───── Stored data

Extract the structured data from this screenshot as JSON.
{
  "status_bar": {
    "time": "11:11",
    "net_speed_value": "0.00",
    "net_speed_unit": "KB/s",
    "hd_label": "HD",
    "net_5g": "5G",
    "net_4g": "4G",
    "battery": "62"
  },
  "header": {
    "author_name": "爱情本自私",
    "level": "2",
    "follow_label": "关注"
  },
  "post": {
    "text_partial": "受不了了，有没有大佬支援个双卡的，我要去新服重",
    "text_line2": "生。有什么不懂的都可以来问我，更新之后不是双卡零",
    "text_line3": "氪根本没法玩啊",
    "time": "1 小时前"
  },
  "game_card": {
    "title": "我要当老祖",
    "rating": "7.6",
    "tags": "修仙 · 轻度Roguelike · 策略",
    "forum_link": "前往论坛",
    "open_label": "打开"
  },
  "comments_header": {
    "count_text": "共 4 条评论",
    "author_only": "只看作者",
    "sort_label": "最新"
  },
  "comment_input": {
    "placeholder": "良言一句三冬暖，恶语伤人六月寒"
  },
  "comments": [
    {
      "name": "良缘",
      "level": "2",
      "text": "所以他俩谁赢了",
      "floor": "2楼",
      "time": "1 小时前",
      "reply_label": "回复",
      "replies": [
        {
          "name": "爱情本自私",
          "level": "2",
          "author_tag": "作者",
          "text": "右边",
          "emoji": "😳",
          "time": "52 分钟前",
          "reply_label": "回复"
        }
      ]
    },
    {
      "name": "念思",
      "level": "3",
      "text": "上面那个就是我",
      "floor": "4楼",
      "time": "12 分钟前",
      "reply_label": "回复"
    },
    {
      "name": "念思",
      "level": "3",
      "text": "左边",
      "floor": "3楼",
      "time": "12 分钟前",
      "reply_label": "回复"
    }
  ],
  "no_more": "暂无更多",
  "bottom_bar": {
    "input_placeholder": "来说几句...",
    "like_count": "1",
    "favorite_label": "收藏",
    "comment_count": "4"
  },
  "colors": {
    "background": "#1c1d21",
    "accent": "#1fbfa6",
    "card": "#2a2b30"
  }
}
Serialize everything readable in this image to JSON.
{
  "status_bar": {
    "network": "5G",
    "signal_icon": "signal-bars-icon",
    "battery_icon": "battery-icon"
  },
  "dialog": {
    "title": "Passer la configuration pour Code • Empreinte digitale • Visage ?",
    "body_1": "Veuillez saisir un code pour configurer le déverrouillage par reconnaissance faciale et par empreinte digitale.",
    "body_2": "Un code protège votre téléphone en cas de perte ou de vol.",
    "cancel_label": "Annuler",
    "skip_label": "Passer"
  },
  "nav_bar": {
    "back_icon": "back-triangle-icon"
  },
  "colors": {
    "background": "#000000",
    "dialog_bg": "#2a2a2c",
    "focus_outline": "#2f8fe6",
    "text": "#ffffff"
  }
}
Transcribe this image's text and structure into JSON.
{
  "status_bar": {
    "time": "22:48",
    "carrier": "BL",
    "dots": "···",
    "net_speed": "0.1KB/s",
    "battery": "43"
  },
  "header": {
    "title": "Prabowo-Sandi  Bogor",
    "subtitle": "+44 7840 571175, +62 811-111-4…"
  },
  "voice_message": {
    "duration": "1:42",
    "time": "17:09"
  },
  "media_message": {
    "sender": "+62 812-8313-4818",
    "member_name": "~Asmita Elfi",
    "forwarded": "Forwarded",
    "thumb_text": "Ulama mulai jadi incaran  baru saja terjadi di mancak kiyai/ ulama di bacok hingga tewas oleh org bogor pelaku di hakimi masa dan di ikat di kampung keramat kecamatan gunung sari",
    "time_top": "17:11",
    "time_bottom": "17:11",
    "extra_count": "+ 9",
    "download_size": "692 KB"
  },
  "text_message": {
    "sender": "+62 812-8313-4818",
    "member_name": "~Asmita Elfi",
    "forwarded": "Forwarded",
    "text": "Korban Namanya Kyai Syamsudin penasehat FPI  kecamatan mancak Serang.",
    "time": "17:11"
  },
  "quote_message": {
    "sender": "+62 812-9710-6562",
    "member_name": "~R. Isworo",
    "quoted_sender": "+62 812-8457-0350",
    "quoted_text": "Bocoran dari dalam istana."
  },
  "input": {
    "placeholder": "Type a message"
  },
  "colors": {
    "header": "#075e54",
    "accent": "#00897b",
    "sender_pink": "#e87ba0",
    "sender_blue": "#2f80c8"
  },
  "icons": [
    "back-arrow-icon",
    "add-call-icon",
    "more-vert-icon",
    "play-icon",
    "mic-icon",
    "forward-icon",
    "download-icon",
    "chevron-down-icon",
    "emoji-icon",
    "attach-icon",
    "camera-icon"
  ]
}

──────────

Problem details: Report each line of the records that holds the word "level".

Answer for this exercise:
    "level": "2",
      "level": "2",
          "level": "2",
      "level": "3",
      "level": "3",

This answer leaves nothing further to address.